5. Practice Mindfulness
Mindfulness can be defined as the process of grounding yourself to the current present. It is essentially the act of anchoring yourself to a moment, allowing you to feel more relaxed and calm instead of floating away in your worries. Studies have found that mindfulness can fight anxiety symptoms and improve positive thinking. It can boost self-esteem, too.
There are many, many ways to practice mindfulness. Following guided mindfulness meditation videos, attending mindfulness-based cognitive therapy, meditating, and even practicing yoga can all help. Newton, Massachusetts Behavioral Health and Wellness Center owner and clinical psychologist Sari Chait, Ph.D., recommends a grounding exercise known as the 5-4-3-2-1 exercise. To do it, you simply:
- Look around you and name five things that you can see.
- Touch around you and name four things that you can feel.
- Listen around you and name three things that you can hear.
- Sniff around you and name two things that you can smell.
- Finally, name one thing that you can taste – even if it means eating or drinking something.
6. Use Aromatherapy to Stop Stress
Aromatherapy has plenty of benefits. Though it sounds fancy, it just refers to the act of calming yourself with scents. According to Scott, aromatherapy can help you to feel more grounded, have higher energy levels, feel more relaxed, decrease stress hormones, improve sleep, and even reduce symptoms of anxiety in favor of a more positive mood.
You can use anything to get your good-scent kick, whether it be through body products, candles, or diffusers.
Some scents are especially soothing. Here are some of the most calming scents:
- Orange blossom
- Roman chamomile
- Ylang ylang
Laughter is a great way to get rid of stress, says PVD Psychological Associates founder and licensed psychologist Nicole Issa, PsyD. Research has found that those who experience more laughter can receive much more stress relief than individuals who are distracted from their troubles in other ways.
According to Issa, laughter helps the body relax in many different ways:
- Relieving muscle tension
- Reducing stress response
- Boosting mood
- Bolstering the immune system

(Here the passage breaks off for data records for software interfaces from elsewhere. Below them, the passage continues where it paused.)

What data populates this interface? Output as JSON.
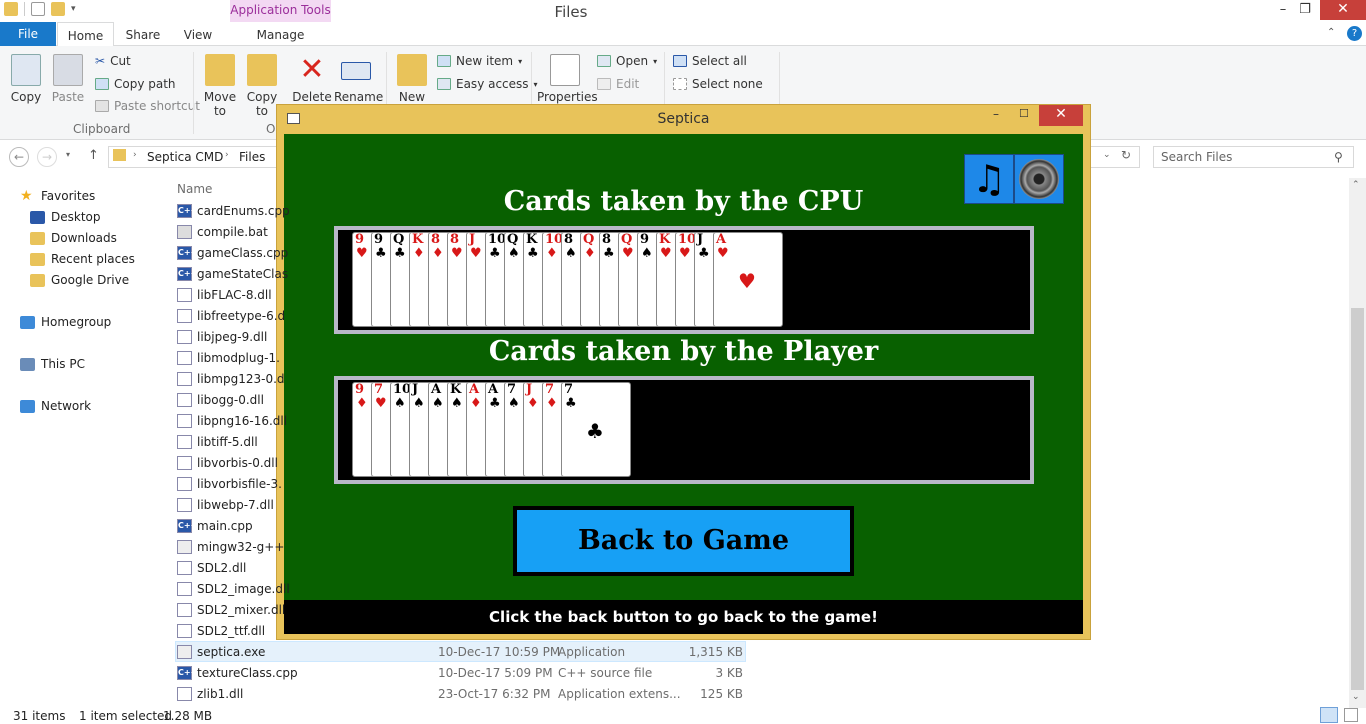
{
  "explorer": {
    "title": "Files",
    "app_tools_label": "Application Tools",
    "tabs": {
      "file": "File",
      "home": "Home",
      "share": "Share",
      "view": "View",
      "manage": "Manage"
    },
    "ribbon": {
      "copy": "Copy",
      "paste": "Paste",
      "cut": "Cut",
      "copy_path": "Copy path",
      "paste_shortcut": "Paste shortcut",
      "clipboard_group": "Clipboard",
      "move_to": "Move to",
      "copy_to": "Copy to",
      "delete": "Delete",
      "rename": "Rename",
      "organize_group": "O",
      "new": "New",
      "new_item": "New item",
      "easy_access": "Easy access",
      "properties": "Properties",
      "open": "Open",
      "edit": "Edit",
      "select_all": "Select all",
      "select_none": "Select none"
    },
    "address": {
      "crumb1": "Septica CMD",
      "crumb2": "Files",
      "search_placeholder": "Search Files"
    },
    "nav": [
      {
        "label": "Favorites",
        "icon": "star-icon"
      },
      {
        "label": "Desktop",
        "icon": "desktop-icon"
      },
      {
        "label": "Downloads",
        "icon": "folder-icon"
      },
      {
        "label": "Recent places",
        "icon": "folder-icon"
      },
      {
        "label": "Google Drive",
        "icon": "folder-icon"
      },
      {
        "label": "Homegroup",
        "icon": "homegroup-icon"
      },
      {
        "label": "This PC",
        "icon": "pc-icon"
      },
      {
        "label": "Network",
        "icon": "network-icon"
      }
    ],
    "column_name": "Name",
    "files": [
      {
        "name": "cardEnums.cpp",
        "type": "cpp"
      },
      {
        "name": "compile.bat",
        "type": "bat"
      },
      {
        "name": "gameClass.cpp",
        "type": "cpp"
      },
      {
        "name": "gameStateClas",
        "type": "cpp"
      },
      {
        "name": "libFLAC-8.dll",
        "type": "dll"
      },
      {
        "name": "libfreetype-6.d",
        "type": "dll"
      },
      {
        "name": "libjpeg-9.dll",
        "type": "dll"
      },
      {
        "name": "libmodplug-1.",
        "type": "dll"
      },
      {
        "name": "libmpg123-0.d",
        "type": "dll"
      },
      {
        "name": "libogg-0.dll",
        "type": "dll"
      },
      {
        "name": "libpng16-16.dll",
        "type": "dll"
      },
      {
        "name": "libtiff-5.dll",
        "type": "dll"
      },
      {
        "name": "libvorbis-0.dll",
        "type": "dll"
      },
      {
        "name": "libvorbisfile-3.",
        "type": "dll"
      },
      {
        "name": "libwebp-7.dll",
        "type": "dll"
      },
      {
        "name": "main.cpp",
        "type": "cpp"
      },
      {
        "name": "mingw32-g++",
        "type": "exe"
      },
      {
        "name": "SDL2.dll",
        "type": "dll"
      },
      {
        "name": "SDL2_image.dll",
        "type": "dll"
      },
      {
        "name": "SDL2_mixer.dll",
        "type": "dll"
      },
      {
        "name": "SDL2_ttf.dll",
        "type": "dll"
      }
    ],
    "detailed_files": [
      {
        "name": "septica.exe",
        "date": "10-Dec-17 10:59 PM",
        "type": "Application",
        "size": "1,315 KB",
        "icon": "exe"
      },
      {
        "name": "textureClass.cpp",
        "date": "10-Dec-17 5:09 PM",
        "type": "C++ source file",
        "size": "3 KB",
        "icon": "cpp"
      },
      {
        "name": "zlib1.dll",
        "date": "23-Oct-17 6:32 PM",
        "type": "Application extens...",
        "size": "125 KB",
        "icon": "dll"
      }
    ],
    "status": {
      "items": "31 items",
      "selected": "1 item selected",
      "size": "1.28 MB"
    }
  },
  "septica": {
    "title": "Septica",
    "cpu_heading": "Cards taken by the CPU",
    "player_heading": "Cards taken by the Player",
    "back_button": "Back to Game",
    "hint": "Click the back button to go back to the game!",
    "cpu_cards": [
      {
        "rank": "9",
        "suit": "♥"
      },
      {
        "rank": "9",
        "suit": "♣"
      },
      {
        "rank": "Q",
        "suit": "♣"
      },
      {
        "rank": "K",
        "suit": "♦"
      },
      {
        "rank": "8",
        "suit": "♦"
      },
      {
        "rank": "8",
        "suit": "♥"
      },
      {
        "rank": "J",
        "suit": "♥"
      },
      {
        "rank": "10",
        "suit": "♣"
      },
      {
        "rank": "Q",
        "suit": "♠"
      },
      {
        "rank": "K",
        "suit": "♣"
      },
      {
        "rank": "10",
        "suit": "♦"
      },
      {
        "rank": "8",
        "suit": "♠"
      },
      {
        "rank": "Q",
        "suit": "♦"
      },
      {
        "rank": "8",
        "suit": "♣"
      },
      {
        "rank": "Q",
        "suit": "♥"
      },
      {
        "rank": "9",
        "suit": "♠"
      },
      {
        "rank": "K",
        "suit": "♥"
      },
      {
        "rank": "10",
        "suit": "♥"
      },
      {
        "rank": "J",
        "suit": "♣"
      },
      {
        "rank": "A",
        "suit": "♥"
      }
    ],
    "player_cards": [
      {
        "rank": "9",
        "suit": "♦"
      },
      {
        "rank": "7",
        "suit": "♥"
      },
      {
        "rank": "10",
        "suit": "♠"
      },
      {
        "rank": "J",
        "suit": "♠"
      },
      {
        "rank": "A",
        "suit": "♠"
      },
      {
        "rank": "K",
        "suit": "♠"
      },
      {
        "rank": "A",
        "suit": "♦"
      },
      {
        "rank": "A",
        "suit": "♣"
      },
      {
        "rank": "7",
        "suit": "♠"
      },
      {
        "rank": "J",
        "suit": "♦"
      },
      {
        "rank": "7",
        "suit": "♦"
      },
      {
        "rank": "7",
        "suit": "♣"
      }
    ]
  }
}
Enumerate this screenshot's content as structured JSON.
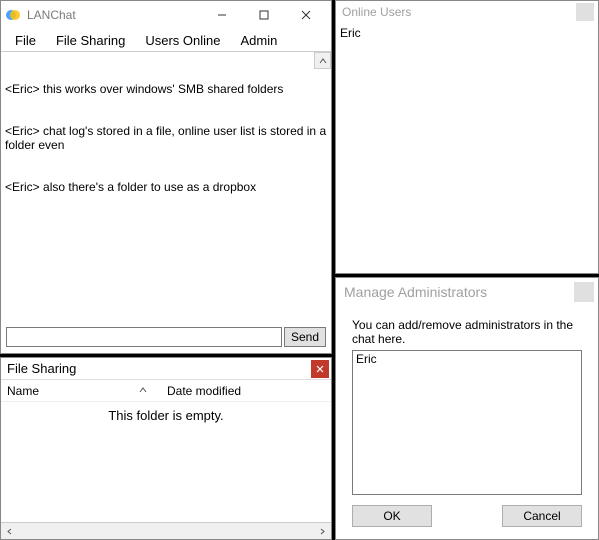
{
  "main": {
    "title": "LANChat",
    "menu": {
      "file": "File",
      "fileSharing": "File Sharing",
      "usersOnline": "Users Online",
      "admin": "Admin"
    },
    "log": [
      "<Eric> this works over windows' SMB shared folders",
      "<Eric> chat log's stored in a file, online user list is stored in a folder even",
      "<Eric> also there's a folder to use as a dropbox"
    ],
    "send": "Send"
  },
  "fs": {
    "title": "File Sharing",
    "col_name": "Name",
    "col_date": "Date modified",
    "empty": "This folder is empty."
  },
  "ou": {
    "title": "Online Users",
    "users": [
      "Eric"
    ]
  },
  "admin": {
    "title": "Manage Administrators",
    "desc": "You can add/remove administrators in the chat here.",
    "list": [
      "Eric"
    ],
    "ok": "OK",
    "cancel": "Cancel"
  }
}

Have trouble laughing? Smile instead for the time being and work your way up to it. Even if you have to fake it till you make it, it’s still an effective technique. The brain doesn’t recognize the difference between people genuinely smiling with positive intent, and those faking a smile, so it releases the same stress-relieving components regardless.